=> 4. Challenge the negative.
If you’re like most people, you’re going to hear your share of griping, groaning, whining and complaining at work and at home. But if you’re also like most people, you just listen to it. You don’t do anything about it; so it’s likely to keep on happening.
Not Tracey Medves. As she says, “When people tell me how bad the day was because they forgot this or that, or when they tell me about ‘horrible’ things that may have happened to them, I often tell them, ‘If that is the worst thing that happened today, it must have been a pretty good day!’ Amazing how that makes people stop and think.”
Kolleen Dohermann from the Association of California School Administrators learned the same lesson after I spoke to her association. She wrote to tell me all about it. She said, “My life really changed after your presentation, and several people came up and thanked me for being me. Huh? What I realized is that I had changed. Before your program, I was easily worn down by the negativity around me. Now, for every negative thing someone says, I point out the reverse.”
What good does that do, you wonder? As Kolleen went on to say, “First of all, when I challenge the negative, it says I am not accepting their statement. In the past, I would just say ‘uh-huh’ as a way to get them to be quiet, but they would keep on anyway. I realized that I was enabling them, and people always dumped their problems on me (probably because I was willing to listen). Now they know I am going to give them positive alternatives until they stop complaining. HA!”
“Sometimes the positive side is ridiculous but that’s okay. It shows these negative folks there is another side to the coin. How about that? What a simple yet EFFECTIVE process.”
Like Kolleen, learn to challenge the negative. And finally,
=> 5. Penalize the negative.
There’s an old slogan that says “the squeaky wheel gets the grease.” That may be true. We do just about anything to shut those people up. Unfortunately, when we pay attention to their negativity, we tend to reward it.
Personally, I like the way Reggie Clifton, from Offutt Air Force Base, learned a better way. Instead of reinforcing negativity, Clifton penalized it. As Clifton wrote me, “Before coming to work for the Air Force, I had a small office with employees. I was continually trying to keep little fires from flaring up … such things as employees talking about others, inadequate job performance, unprofessional dress, or a constant stream of whining. Finally I had had enough of the negative attitudes.”
But Clifton didn’t leave it at that. The story continued, “I felt tired of baby sitting or policing them, so I put up a ‘Complaint Jar.’ Whenever an employee would complain about an office policy, another employee, or anything else, they had to follow up with a constructive solution. If not, they had to put a quarter in the jar. I let the employees police themselves, and it cut way down on the petty complaints.
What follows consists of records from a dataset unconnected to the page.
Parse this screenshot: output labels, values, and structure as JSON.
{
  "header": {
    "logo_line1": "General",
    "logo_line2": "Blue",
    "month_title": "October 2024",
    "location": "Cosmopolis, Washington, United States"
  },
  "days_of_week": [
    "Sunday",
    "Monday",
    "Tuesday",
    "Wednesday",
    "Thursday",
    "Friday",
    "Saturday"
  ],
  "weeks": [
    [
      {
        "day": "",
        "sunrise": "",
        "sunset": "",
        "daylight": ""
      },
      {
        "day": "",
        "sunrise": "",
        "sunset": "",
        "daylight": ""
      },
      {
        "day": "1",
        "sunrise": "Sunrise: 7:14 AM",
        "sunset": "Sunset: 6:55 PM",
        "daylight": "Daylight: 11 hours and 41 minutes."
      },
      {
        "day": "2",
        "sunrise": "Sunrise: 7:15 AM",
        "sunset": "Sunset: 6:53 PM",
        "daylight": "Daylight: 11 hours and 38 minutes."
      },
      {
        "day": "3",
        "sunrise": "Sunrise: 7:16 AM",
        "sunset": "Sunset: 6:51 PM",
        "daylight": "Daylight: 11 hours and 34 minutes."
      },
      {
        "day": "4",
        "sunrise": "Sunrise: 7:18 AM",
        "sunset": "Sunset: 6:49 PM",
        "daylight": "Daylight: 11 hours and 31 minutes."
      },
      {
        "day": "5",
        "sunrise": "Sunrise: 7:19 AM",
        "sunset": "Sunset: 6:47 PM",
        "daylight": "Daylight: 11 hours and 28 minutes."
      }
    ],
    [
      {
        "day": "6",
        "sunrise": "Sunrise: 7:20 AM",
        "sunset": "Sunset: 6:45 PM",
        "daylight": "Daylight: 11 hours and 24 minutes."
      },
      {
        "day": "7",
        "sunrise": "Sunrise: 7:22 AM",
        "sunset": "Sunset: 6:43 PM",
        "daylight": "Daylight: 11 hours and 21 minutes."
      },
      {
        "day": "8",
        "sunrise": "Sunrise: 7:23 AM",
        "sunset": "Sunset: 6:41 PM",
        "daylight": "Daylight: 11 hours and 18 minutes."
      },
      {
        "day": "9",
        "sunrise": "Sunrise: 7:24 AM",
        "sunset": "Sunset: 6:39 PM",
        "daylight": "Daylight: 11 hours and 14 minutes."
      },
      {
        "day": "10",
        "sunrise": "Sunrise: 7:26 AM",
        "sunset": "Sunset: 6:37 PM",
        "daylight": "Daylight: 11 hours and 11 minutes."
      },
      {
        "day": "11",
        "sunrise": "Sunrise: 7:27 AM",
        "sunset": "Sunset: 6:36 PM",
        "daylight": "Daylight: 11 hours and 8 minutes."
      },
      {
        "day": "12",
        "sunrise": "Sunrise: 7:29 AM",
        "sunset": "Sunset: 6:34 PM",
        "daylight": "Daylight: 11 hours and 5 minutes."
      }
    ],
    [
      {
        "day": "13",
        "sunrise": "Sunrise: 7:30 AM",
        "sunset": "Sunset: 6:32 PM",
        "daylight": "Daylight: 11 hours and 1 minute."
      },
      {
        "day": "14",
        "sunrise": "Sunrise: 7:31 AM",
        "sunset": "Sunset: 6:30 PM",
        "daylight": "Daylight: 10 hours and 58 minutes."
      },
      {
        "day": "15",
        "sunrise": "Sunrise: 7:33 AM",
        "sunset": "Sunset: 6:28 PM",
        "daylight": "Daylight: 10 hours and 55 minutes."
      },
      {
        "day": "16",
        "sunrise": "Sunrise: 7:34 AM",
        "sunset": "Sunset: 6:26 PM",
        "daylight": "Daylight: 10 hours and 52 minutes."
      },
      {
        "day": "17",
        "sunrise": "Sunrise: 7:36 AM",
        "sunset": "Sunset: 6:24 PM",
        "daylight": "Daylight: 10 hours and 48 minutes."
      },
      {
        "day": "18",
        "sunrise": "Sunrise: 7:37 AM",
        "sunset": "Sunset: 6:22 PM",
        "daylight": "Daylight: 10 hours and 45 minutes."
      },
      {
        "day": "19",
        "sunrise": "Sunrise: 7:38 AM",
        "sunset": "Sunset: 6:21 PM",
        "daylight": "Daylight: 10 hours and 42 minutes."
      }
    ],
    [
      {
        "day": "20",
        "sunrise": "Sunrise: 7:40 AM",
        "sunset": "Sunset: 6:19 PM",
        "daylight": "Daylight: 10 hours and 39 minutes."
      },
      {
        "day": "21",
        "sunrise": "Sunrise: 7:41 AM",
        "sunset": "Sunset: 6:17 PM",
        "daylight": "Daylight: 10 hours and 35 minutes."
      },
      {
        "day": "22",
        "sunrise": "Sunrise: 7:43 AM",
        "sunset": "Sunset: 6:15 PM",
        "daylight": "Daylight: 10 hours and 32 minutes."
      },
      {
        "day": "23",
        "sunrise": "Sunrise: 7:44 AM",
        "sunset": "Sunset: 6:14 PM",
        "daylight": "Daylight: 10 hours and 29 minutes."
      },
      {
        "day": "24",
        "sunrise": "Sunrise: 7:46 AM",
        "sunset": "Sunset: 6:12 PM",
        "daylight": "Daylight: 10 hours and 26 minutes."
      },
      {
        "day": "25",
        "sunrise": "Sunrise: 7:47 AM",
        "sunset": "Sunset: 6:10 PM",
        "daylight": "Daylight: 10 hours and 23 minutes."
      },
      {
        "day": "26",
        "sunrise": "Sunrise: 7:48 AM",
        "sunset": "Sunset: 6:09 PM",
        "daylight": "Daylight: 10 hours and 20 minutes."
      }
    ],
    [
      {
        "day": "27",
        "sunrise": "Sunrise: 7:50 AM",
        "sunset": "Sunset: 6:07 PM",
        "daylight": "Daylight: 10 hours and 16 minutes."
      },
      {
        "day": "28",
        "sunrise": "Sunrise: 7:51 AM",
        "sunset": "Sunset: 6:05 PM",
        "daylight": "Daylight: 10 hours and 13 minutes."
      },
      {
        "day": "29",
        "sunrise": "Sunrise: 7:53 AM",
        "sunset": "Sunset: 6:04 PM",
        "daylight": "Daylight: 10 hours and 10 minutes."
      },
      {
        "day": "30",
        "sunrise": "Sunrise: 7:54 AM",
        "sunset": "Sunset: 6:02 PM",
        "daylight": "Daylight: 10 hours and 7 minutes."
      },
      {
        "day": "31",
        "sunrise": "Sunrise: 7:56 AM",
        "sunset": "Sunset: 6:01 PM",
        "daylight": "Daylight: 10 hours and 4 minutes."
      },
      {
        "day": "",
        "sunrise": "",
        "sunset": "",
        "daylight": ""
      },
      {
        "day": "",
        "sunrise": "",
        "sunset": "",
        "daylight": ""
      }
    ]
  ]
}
Then we used the money for pizza and drinks at the next staff meeting.”
Good thinking. And a very creative solution to an old problem. Try it in your office if you want to diminish the negative attitudes.
And you can do the same thing for yourself if you’re trying to turn your attitude around. You can penalize your own negative attitudes when you catch yourself falling into the negativity trap. Just keep a rubber band on one of your wrists, and whenever you think a negative thought or utter a negative comment, snap the rubber band. Sure, it will hurt a little, but it’s a simple way to cut down on your old, negative, self-destructive attitudes.
I urge you to try these five tips. They will give you an attitude adjustment. And indeed your whole life will take on a new and better flavor.
You will be able to agree with author Katherine Mansfield (1888-1923) when she wrote, “Could we change our attitude, we should not only see life differently, but life itself would come to be different. Life would undergo a change of appearance because we ourselves had undergone a change of attitude.”